Not only do the protagonists win in The Sting, their plan doesn’t even hit any snags. The film brilliantly generates that sort of second act tension through side-stories in which Robert Redford’s character has to shake off assassins while also dealing with the FBI, leaving the big plan’s mechanism free of all wrinkles or last-minute improvisations. These guys are pros; nothing gets in the way of that. Besides, there’s tension enough already when the guy they’re ripping off is Robert Shaw.

Every con needs a mark, and here is another area at which The Sting makes perfection look easy. Robert Shaw’s Doyle Lonnegan provides the film with a villain strong, smart, and threatening enough that he never once looks foolish despite an entire narrative that keeps him clueless and in the dark. Adding another layer of greatness to the film, Redford’s drive to hit Lonnegan is motivated not by greed but vengeance for the murder of his longtime partner. So we don’t have to waste any energy worrying about feeling sorry for the guy. That also means it’s a satisfying revenge movie, too!

Surprisingly, the film actually doesn’t give you the Robert Redford-Paul Newman buddy movie you might expect. Redford plays the rising rookie to Newman’s legendary mentor, but the two don’t really share much camaraderie. Redford has his side stories; Newman deals with his crew. They grow to respect each other, but this really isn’t a bro-down narrative. Fortunately, the film throws too much great stuff at too fast a pace for this to matter. And it’s not like they don’t share some great scenes together. I’m particularly fond of their first meeting - Redford forces Newman into a cold shower after finding him drunk, passed out, and worthless. Newman casually wakes up and without missing a beat retorts, “Glad to meet you kid. You’re a real horse’s ass.”

Like many extraordinary older films, The Sting feels totally modern. The characters will occasionally drop a “Shit!” here and there. Time has no softening effect on Shaw’s menace. And the film’s one real instance of violence is sudden and frank. And yet, the film also feels like a weird nexus point for a number of Hollywood eras. It’s too fun and not hard enough to be a true New Hollywood 1970s film. Shaw feels like he comes from a different world than Newman and Redford. Meanwhile character actors like Charles Durning and Ray Walston give it a late ‘70s, early ‘80s feel, as do the almost Cheers-esque opening credits.

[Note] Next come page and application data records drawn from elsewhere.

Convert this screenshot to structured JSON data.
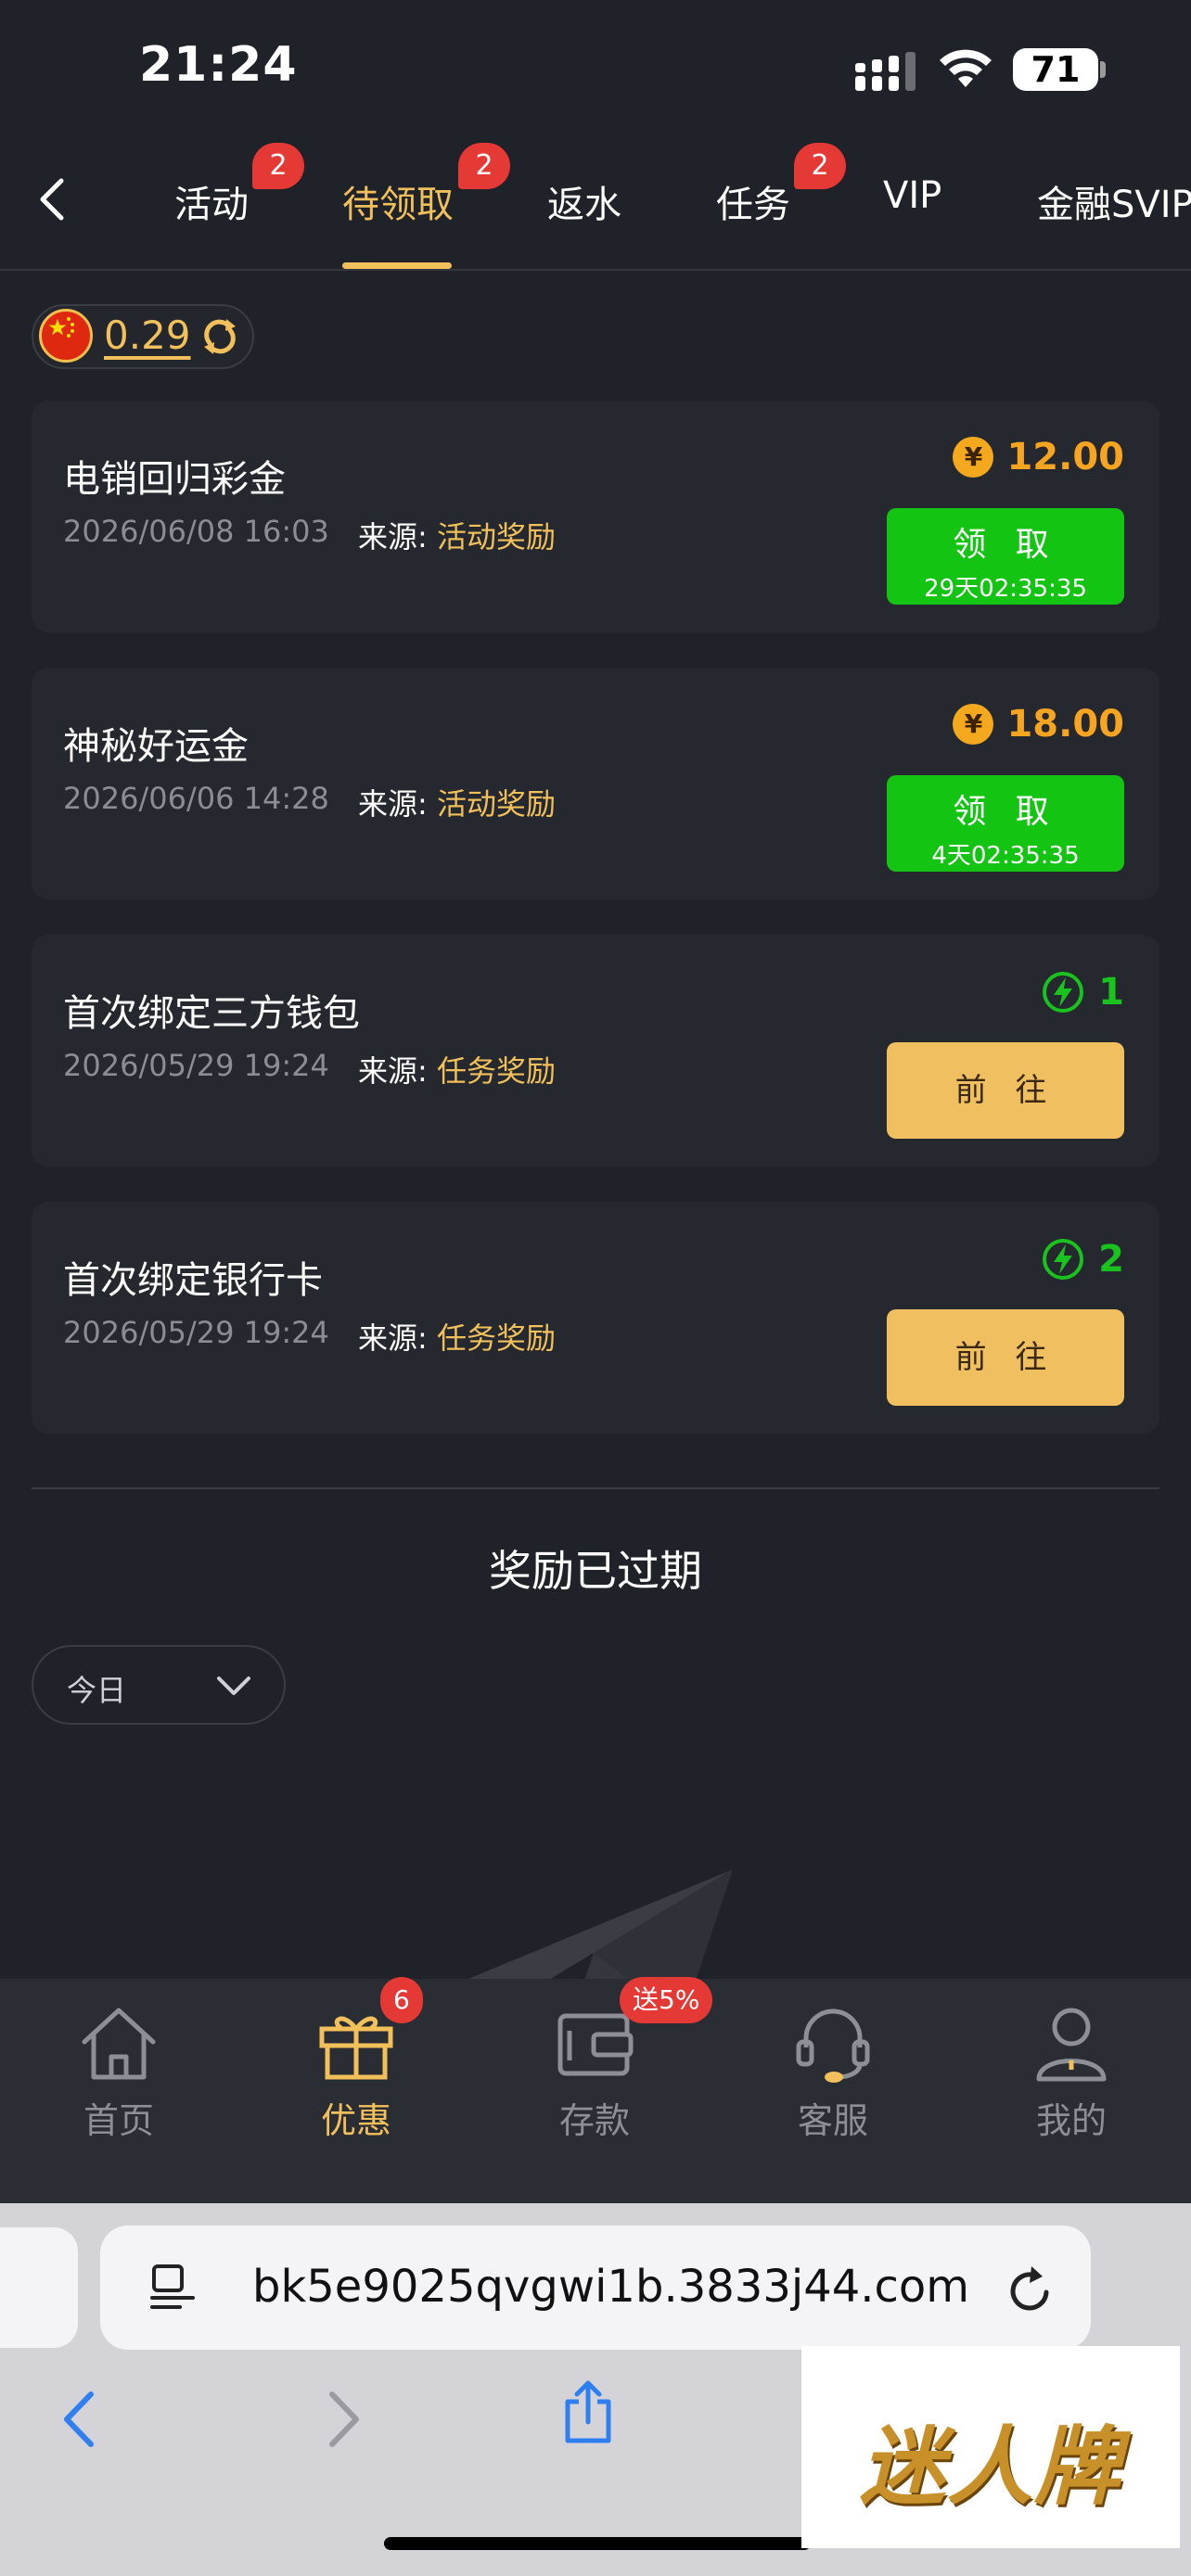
{
  "status_bar": {
    "time": "21:24",
    "battery": "71"
  },
  "tabs": [
    {
      "label": "活动",
      "badge": "2"
    },
    {
      "label": "待领取",
      "badge": "2",
      "active": true
    },
    {
      "label": "返水"
    },
    {
      "label": "任务",
      "badge": "2"
    },
    {
      "label": "VIP"
    },
    {
      "label": "金融SVIP"
    }
  ],
  "balance": {
    "value": "0.29"
  },
  "rewards": [
    {
      "title": "电销回归彩金",
      "date": "2026/06/08 16:03",
      "source_label": "来源:",
      "source_value": "活动奖励",
      "amount_symbol": "¥",
      "amount": "12.00",
      "button_label": "领 取",
      "countdown": "29天02:35:35"
    },
    {
      "title": "神秘好运金",
      "date": "2026/06/06 14:28",
      "source_label": "来源:",
      "source_value": "活动奖励",
      "amount_symbol": "¥",
      "amount": "18.00",
      "button_label": "领 取",
      "countdown": "4天02:35:35"
    },
    {
      "title": "首次绑定三方钱包",
      "date": "2026/05/29 19:24",
      "source_label": "来源:",
      "source_value": "任务奖励",
      "amount": "1",
      "button_label": "前 往"
    },
    {
      "title": "首次绑定银行卡",
      "date": "2026/05/29 19:24",
      "source_label": "来源:",
      "source_value": "任务奖励",
      "amount": "2",
      "button_label": "前 往"
    }
  ],
  "expired": {
    "title": "奖励已过期",
    "filter_label": "今日"
  },
  "bottom_nav": [
    {
      "label": "首页",
      "icon": "home-icon"
    },
    {
      "label": "优惠",
      "icon": "gift-icon",
      "badge": "6",
      "active": true
    },
    {
      "label": "存款",
      "icon": "wallet-icon",
      "badge": "送5%"
    },
    {
      "label": "客服",
      "icon": "headset-icon"
    },
    {
      "label": "我的",
      "icon": "profile-icon"
    }
  ],
  "browser": {
    "url": "bk5e9025qvgwi1b.3833j44.com"
  },
  "watermark": {
    "text": "迷人牌"
  },
  "colors": {
    "accent": "#f1c05b",
    "claim_green": "#13c413",
    "amount_orange": "#f7a520",
    "background": "#1f2228"
  }
}
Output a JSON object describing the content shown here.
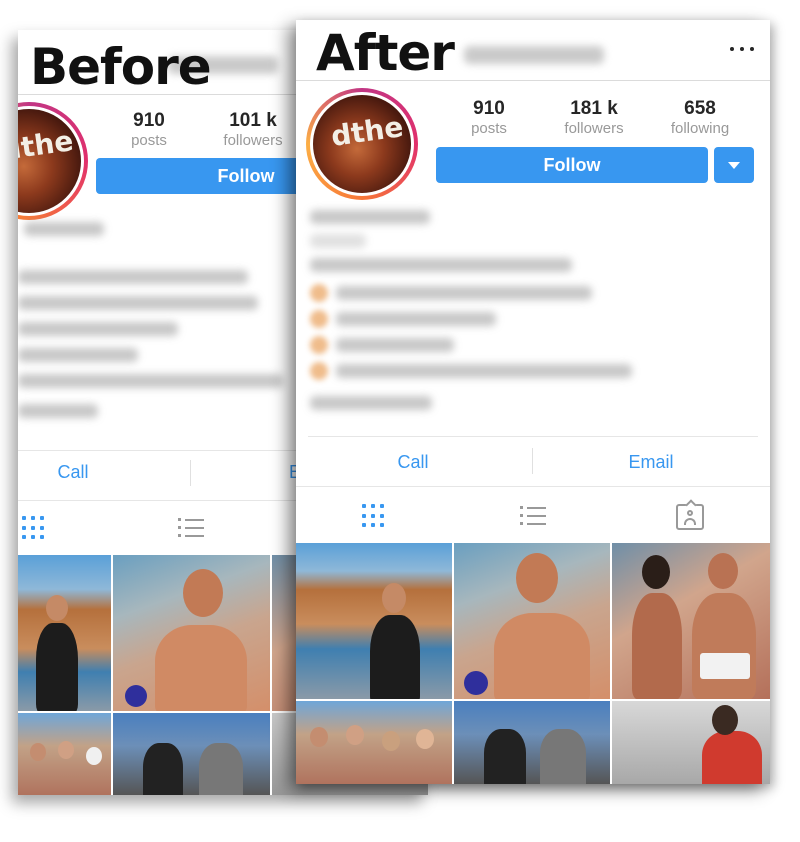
{
  "before": {
    "label": "Before",
    "stats": [
      {
        "num": "910",
        "label": "posts"
      },
      {
        "num": "101 k",
        "label": "followers"
      }
    ],
    "follow_label": "Follow",
    "actions": [
      {
        "label": "Call"
      },
      {
        "label": "E"
      }
    ]
  },
  "after": {
    "label": "After",
    "stats": [
      {
        "num": "910",
        "label": "posts"
      },
      {
        "num": "181 k",
        "label": "followers"
      },
      {
        "num": "658",
        "label": "following"
      }
    ],
    "follow_label": "Follow",
    "actions": [
      {
        "label": "Call"
      },
      {
        "label": "Email"
      }
    ]
  },
  "avatar_text": "dthe",
  "icons": {
    "more": "more-horizontal-icon",
    "dropdown": "chevron-down-icon",
    "grid": "grid-view-icon",
    "list": "list-view-icon",
    "tagged": "tagged-photos-icon"
  },
  "colors": {
    "accent": "#3897f0",
    "text": "#262626",
    "muted": "#999999",
    "divider": "#dbdbdb"
  }
}
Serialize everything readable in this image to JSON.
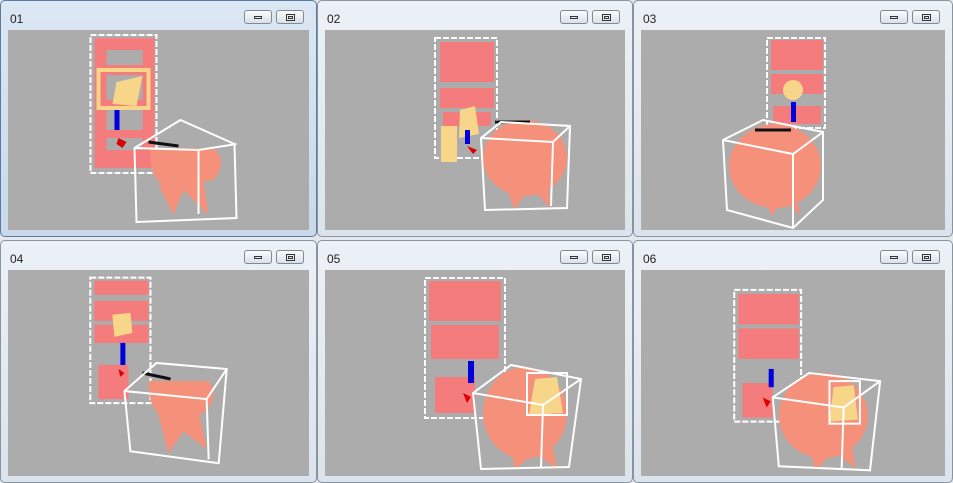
{
  "colors": {
    "viewport_bg": "#acacac",
    "shelf": "#f57c7c",
    "chair": "#f5907a",
    "lamp": "#f7d689",
    "box": "#ffffff",
    "axis_blue": "#0000dd",
    "axis_red": "#dd0000"
  },
  "windows": [
    {
      "title": "01",
      "active": true,
      "minimize_icon": "minimize-icon",
      "maximize_icon": "restore-icon"
    },
    {
      "title": "02",
      "active": false,
      "minimize_icon": "minimize-icon",
      "maximize_icon": "restore-icon"
    },
    {
      "title": "03",
      "active": false,
      "minimize_icon": "minimize-icon",
      "maximize_icon": "restore-icon"
    },
    {
      "title": "04",
      "active": false,
      "minimize_icon": "minimize-icon",
      "maximize_icon": "restore-icon"
    },
    {
      "title": "05",
      "active": false,
      "minimize_icon": "minimize-icon",
      "maximize_icon": "restore-icon"
    },
    {
      "title": "06",
      "active": false,
      "minimize_icon": "minimize-icon",
      "maximize_icon": "restore-icon"
    }
  ]
}
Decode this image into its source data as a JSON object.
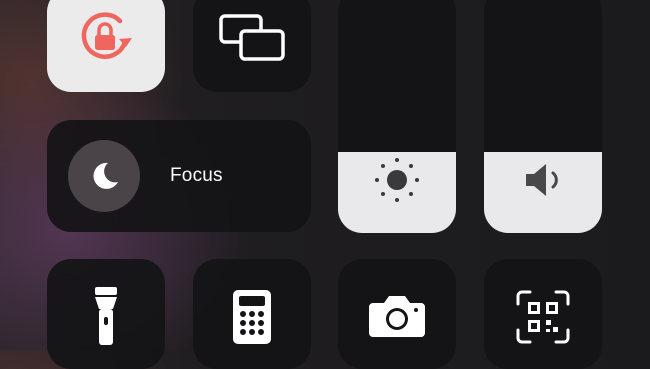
{
  "control_center": {
    "tiles": {
      "rotation_lock": {
        "icon": "rotation-lock-icon",
        "active": true,
        "accent": "#f0665f"
      },
      "screen_mirroring": {
        "icon": "screen-mirroring-icon"
      },
      "focus": {
        "label": "Focus",
        "icon": "moon-icon"
      },
      "brightness": {
        "icon": "sun-icon",
        "level_fraction": 0.33
      },
      "volume": {
        "icon": "speaker-icon",
        "level_fraction": 0.33
      },
      "flashlight": {
        "icon": "flashlight-icon"
      },
      "calculator": {
        "icon": "calculator-icon"
      },
      "camera": {
        "icon": "camera-icon"
      },
      "code_scanner": {
        "icon": "qr-code-icon"
      }
    },
    "colors": {
      "tile_bg": "#141416",
      "active_tile_bg": "#ecebec",
      "slider_fill": "#e9e9eb"
    }
  }
}
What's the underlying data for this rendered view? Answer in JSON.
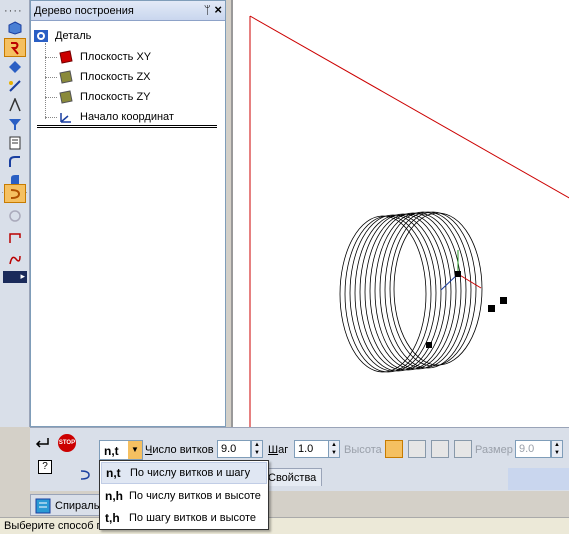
{
  "tree": {
    "title": "Дерево построения",
    "root_label": "Деталь",
    "items": [
      {
        "label": "Плоскость XY",
        "icon": "plane-xy-icon",
        "color": "#cc0000"
      },
      {
        "label": "Плоскость ZX",
        "icon": "plane-zx-icon",
        "color": "#8a8a3a"
      },
      {
        "label": "Плоскость ZY",
        "icon": "plane-zy-icon",
        "color": "#8a8a3a"
      },
      {
        "label": "Начало координат",
        "icon": "origin-icon",
        "color": "#1a3fa0"
      }
    ]
  },
  "properties": {
    "mode_value": "n,t",
    "turns_label_accel": "Ч",
    "turns_label_rest": "исло витков",
    "turns_value": "9.0",
    "step_label_accel": "Ш",
    "step_label_rest": "аг",
    "step_value": "1.0",
    "height_label": "Высота",
    "size_label": "Размер",
    "size_value": "9.0",
    "tab_properties": "Свойства",
    "bottom_tab": "Спираль",
    "help_icon": "?",
    "stop_label": "STOP"
  },
  "dropdown": {
    "items": [
      {
        "code": "n,t",
        "label": "По числу витков и шагу"
      },
      {
        "code": "n,h",
        "label": "По числу витков и высоте"
      },
      {
        "code": "t,h",
        "label": "По шагу витков и высоте"
      }
    ]
  },
  "status": {
    "text": "Выберите способ п"
  },
  "colors": {
    "accent": "#f5c061",
    "selection": "#e0e7f3",
    "plane_line": "#cc0000"
  }
}
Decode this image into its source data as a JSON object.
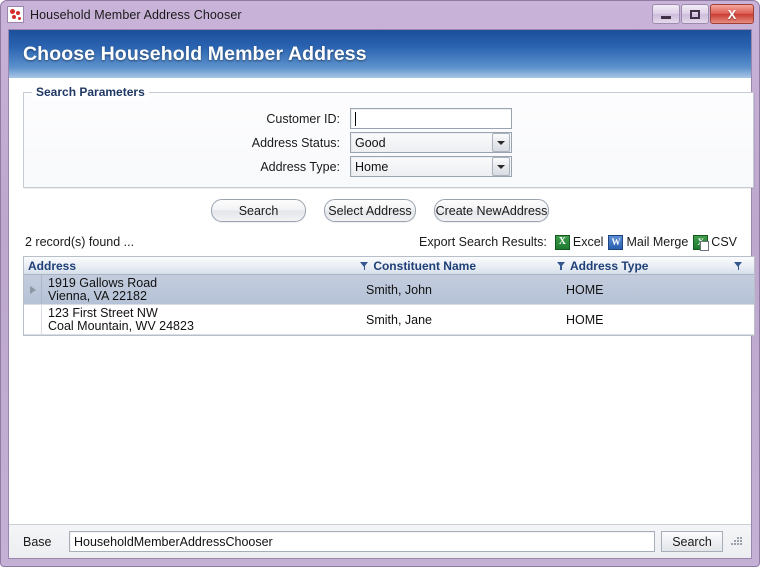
{
  "window": {
    "title": "Household Member Address Chooser",
    "icon": "app-dots-icon",
    "buttons": {
      "minimize": "minimize-icon",
      "maximize": "maximize-icon",
      "close": "X"
    }
  },
  "header": {
    "title": "Choose Household Member Address",
    "accent": "#1c4f9c"
  },
  "search_panel": {
    "legend": "Search Parameters",
    "fields": [
      {
        "label": "Customer ID:",
        "type": "text",
        "value": "",
        "placeholder": ""
      },
      {
        "label": "Address Status:",
        "type": "combo",
        "value": "Good"
      },
      {
        "label": "Address Type:",
        "type": "combo",
        "value": "Home"
      }
    ]
  },
  "actions": {
    "search": "Search",
    "select_address": "Select Address",
    "create_new_address": "Create NewAddress"
  },
  "results": {
    "count_text": "2 record(s) found ...",
    "export_label": "Export Search Results:",
    "export_options": [
      {
        "label": "Excel",
        "icon": "excel-icon",
        "glyph": "X"
      },
      {
        "label": "Mail Merge",
        "icon": "word-icon",
        "glyph": "W"
      },
      {
        "label": "CSV",
        "icon": "csv-icon",
        "glyph": "X"
      }
    ]
  },
  "grid": {
    "columns": [
      {
        "label": "Address",
        "filter": true
      },
      {
        "label": "Constituent Name",
        "filter": true
      },
      {
        "label": "Address Type",
        "filter": true
      }
    ],
    "rows": [
      {
        "selected": true,
        "address_line1": "1919 Gallows Road",
        "address_line2": "Vienna, VA 22182",
        "constituent_name": "Smith, John",
        "address_type": "HOME"
      },
      {
        "selected": false,
        "address_line1": "123 First Street NW",
        "address_line2": "Coal Mountain, WV 24823",
        "constituent_name": "Smith, Jane",
        "address_type": "HOME"
      }
    ]
  },
  "statusbar": {
    "label": "Base",
    "value": "HouseholdMemberAddressChooser",
    "button": "Search"
  }
}
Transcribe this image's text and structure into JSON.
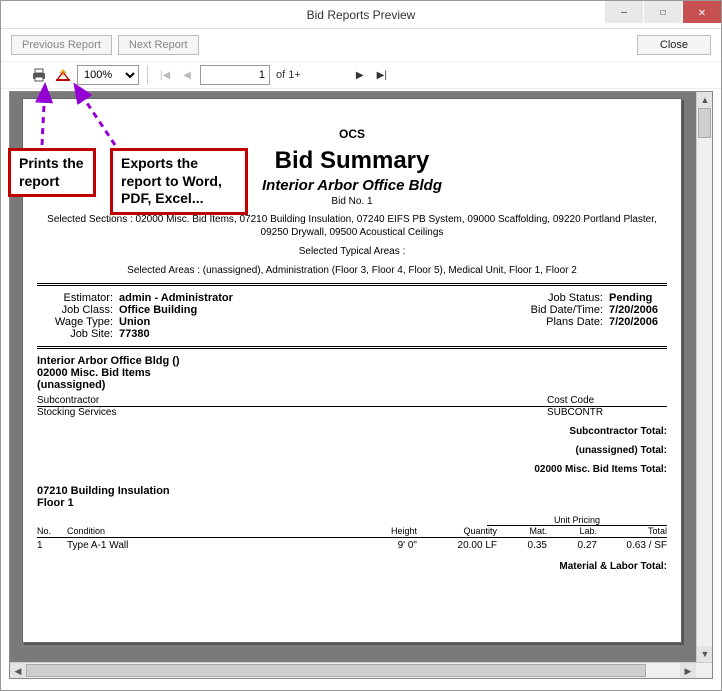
{
  "window": {
    "title": "Bid Reports Preview",
    "min_symbol": "—",
    "max_symbol": "☐",
    "close_symbol": "✕"
  },
  "buttons": {
    "prev": "Previous Report",
    "next": "Next Report",
    "close": "Close"
  },
  "toolbar": {
    "zoom": "100%",
    "page_value": "1",
    "page_of": "of 1+"
  },
  "annotations": {
    "print": "Prints the report",
    "export": "Exports the report to Word, PDF, Excel..."
  },
  "report": {
    "org": "OCS",
    "title": "Bid Summary",
    "subtitle": "Interior Arbor Office Bldg",
    "bid_no": "Bid No. 1",
    "selected_sections": "Selected Sections : 02000 Misc. Bid Items, 07210 Building Insulation, 07240 EIFS PB System, 09000 Scaffolding, 09220 Portland Plaster, 09250 Drywall, 09500 Acoustical Ceilings",
    "selected_typical": "Selected Typical Areas :",
    "selected_areas": "Selected Areas : (unassigned), Administration (Floor 3, Floor 4, Floor 5), Medical Unit, Floor 1, Floor 2",
    "meta": {
      "estimator_lbl": "Estimator:",
      "estimator": "admin - Administrator",
      "jobclass_lbl": "Job Class:",
      "jobclass": "Office Building",
      "wagetype_lbl": "Wage Type:",
      "wagetype": "Union",
      "jobsite_lbl": "Job Site:",
      "jobsite": "77380",
      "jobstatus_lbl": "Job Status:",
      "jobstatus": "Pending",
      "biddt_lbl": "Bid Date/Time:",
      "biddt": "7/20/2006",
      "plansdate_lbl": "Plans Date:",
      "plansdate": "7/20/2006"
    },
    "body": {
      "project_line": "Interior Arbor Office Bldg ()",
      "section1": "02000 Misc. Bid Items",
      "area1": "(unassigned)",
      "subcontractor_hdr": "Subcontractor",
      "costcode_hdr": "Cost Code",
      "subcontractor": "Stocking Services",
      "costcode": "SUBCONTR",
      "sub_total_lbl": "Subcontractor Total:",
      "unassigned_total_lbl": "(unassigned) Total:",
      "section1_total_lbl": "02000 Misc. Bid Items Total:",
      "section2": "07210 Building Insulation",
      "floor": "Floor 1",
      "unit_pricing": "Unit Pricing",
      "cols": {
        "no": "No.",
        "cond": "Condition",
        "height": "Height",
        "qty": "Quantity",
        "mat": "Mat.",
        "lab": "Lab.",
        "total": "Total"
      },
      "row1": {
        "no": "1",
        "cond": "Type A-1 Wall",
        "height": "9' 0\"",
        "qty": "20.00 LF",
        "mat": "0.35",
        "lab": "0.27",
        "total": "0.63 / SF"
      },
      "ml_total_lbl": "Material & Labor Total:"
    }
  }
}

We all have our specific wants and needs when it comes to what movies we enjoy. I’ll watch Jean-Claude Van Damme movies all day long; I don’t really expect anyone to join me, though. Nevertheless, some movies are good enough that overcome our pet preferences. You could show them to pretty much anyone on Earth and get a positive response. The Sting is one of those movies, the kind you should absolutely seek out and enjoy without hesitation. It’s a flat-out entertainment machine. So entertaining that it won a Best Picture Oscar on that level alone. I mean, the film even opens with Scott Joplin’s “The Entertainer.” It’s seriously not fucking around when it comes to delivering a good time.